When the mother was taken to the hospital, ElHalta did not accompany her, and doctors did not know what drugs she had been given and had no information on the recent delivery, according to the charges.
"When the mother arrived, she was pale, confused, not alert or oriented and had unintelligible speech," charges state. "Medical professionals observed profound trauma to the mother's vaginal area, resulting from the defendant's use of the vacuum, that caused such severe bleeding that the mother would have died had there been additional delay transporting her to the hospital."
ElHalta has published several articles about being a midwife. She claims to have delivered more than 3,000 babies all around the world in 40 years of work, the most recent being Monday.
"I'm not a monster. I'm just a grandmother," she said Wednesday outside her Eagle Mountain home.
ElHalta claims to have a good relationship with the mother and her family. She said she did not consider the birth to be high-risk. ElHalta adamantly denied Wednesday doing anything wrong.
She admitted her midwife certification was revoked following a 2003 wrongful death suit in Michigan that was settled out of court. ElHalta declined to go into detail about what happened in that case.
According to the North American Registry of Midwives Board, a person who has their certification rejected "may no longer refer to themselves as a NARM CPM, Certified Professional Midwife, or CPM, and are advised to honestly and responsibly inform current and prospective clients that their CPM credential has been revoked. A midwife whose CPM is revoked is prohibited from serving as preceptor for NARM certification applicants."
Former state Rep. Holly Richardson, a midwife of 14 years, played a key role in getting the Utah Legislature to pass a law in 2005 that set up guidelines for certifying lay midwives. With certification, midwives in Utah may administer a limited number of prescription drugs and perform certain prenatal care duties.
Midwives can still be unlicensed in Utah and legally assist with a delivery, Richardson said. But those births are typically very natural. In the case of the Moab mother, Richardson said, ElHalta should never have attempted to deliver the baby outside a hospital.3 comments on this story

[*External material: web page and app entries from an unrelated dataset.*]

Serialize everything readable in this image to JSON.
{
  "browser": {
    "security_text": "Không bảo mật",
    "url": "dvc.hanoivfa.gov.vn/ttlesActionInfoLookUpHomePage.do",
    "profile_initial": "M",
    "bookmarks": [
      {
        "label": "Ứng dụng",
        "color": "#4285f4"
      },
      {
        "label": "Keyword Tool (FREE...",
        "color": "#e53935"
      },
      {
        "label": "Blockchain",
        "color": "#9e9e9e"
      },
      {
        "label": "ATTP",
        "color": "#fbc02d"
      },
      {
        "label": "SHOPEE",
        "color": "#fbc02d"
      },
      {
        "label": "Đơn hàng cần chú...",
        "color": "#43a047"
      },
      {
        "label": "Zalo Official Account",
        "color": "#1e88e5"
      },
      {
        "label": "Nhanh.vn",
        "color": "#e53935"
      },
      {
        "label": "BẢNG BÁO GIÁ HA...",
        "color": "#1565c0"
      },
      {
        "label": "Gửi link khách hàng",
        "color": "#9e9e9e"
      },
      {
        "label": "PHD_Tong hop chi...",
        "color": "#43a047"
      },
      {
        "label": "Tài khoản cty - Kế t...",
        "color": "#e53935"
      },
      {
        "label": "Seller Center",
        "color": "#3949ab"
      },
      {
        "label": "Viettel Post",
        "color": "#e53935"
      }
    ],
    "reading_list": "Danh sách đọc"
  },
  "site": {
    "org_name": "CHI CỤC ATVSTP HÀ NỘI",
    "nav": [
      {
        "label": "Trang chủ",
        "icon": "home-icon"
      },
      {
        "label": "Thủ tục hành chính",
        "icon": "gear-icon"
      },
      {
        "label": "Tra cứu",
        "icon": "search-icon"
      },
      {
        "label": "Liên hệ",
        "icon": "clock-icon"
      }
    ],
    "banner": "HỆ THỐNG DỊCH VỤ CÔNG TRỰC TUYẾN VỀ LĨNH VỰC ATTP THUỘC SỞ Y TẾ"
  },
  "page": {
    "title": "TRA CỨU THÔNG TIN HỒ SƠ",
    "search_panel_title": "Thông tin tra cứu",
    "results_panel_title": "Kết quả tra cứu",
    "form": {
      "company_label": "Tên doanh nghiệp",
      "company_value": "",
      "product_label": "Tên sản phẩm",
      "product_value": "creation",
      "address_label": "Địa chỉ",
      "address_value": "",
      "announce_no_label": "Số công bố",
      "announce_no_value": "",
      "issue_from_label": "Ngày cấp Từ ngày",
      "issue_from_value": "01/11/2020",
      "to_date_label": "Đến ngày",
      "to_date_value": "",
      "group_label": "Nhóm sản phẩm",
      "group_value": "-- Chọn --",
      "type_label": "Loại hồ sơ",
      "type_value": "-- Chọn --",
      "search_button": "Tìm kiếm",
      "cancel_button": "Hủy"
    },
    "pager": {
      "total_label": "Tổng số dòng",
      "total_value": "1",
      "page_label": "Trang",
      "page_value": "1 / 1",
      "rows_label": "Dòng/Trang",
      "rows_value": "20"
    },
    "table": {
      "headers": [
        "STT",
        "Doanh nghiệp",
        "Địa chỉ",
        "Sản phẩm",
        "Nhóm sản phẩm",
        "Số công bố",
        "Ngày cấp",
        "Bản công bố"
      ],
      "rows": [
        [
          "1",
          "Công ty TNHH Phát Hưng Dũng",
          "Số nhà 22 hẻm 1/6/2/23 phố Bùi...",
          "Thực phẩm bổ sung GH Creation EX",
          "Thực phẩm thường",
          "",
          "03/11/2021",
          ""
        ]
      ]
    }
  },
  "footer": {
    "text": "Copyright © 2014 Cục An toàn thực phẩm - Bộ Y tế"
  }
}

"She absolutely acted out of that scope. If these allegations are true, that she was using a vacuum extractor at home, there's no midwife anywhere in the country that would use a vacuum extractor. It's totally inappropriate," she said. "All the midwives I personally have ever worked with or know would have said, 'I cannot take you as a client. You are too high risk.'"
The court issued a summons for ElHalta to make an initial appearance in court on July 9.
Contributing: Sandra Yi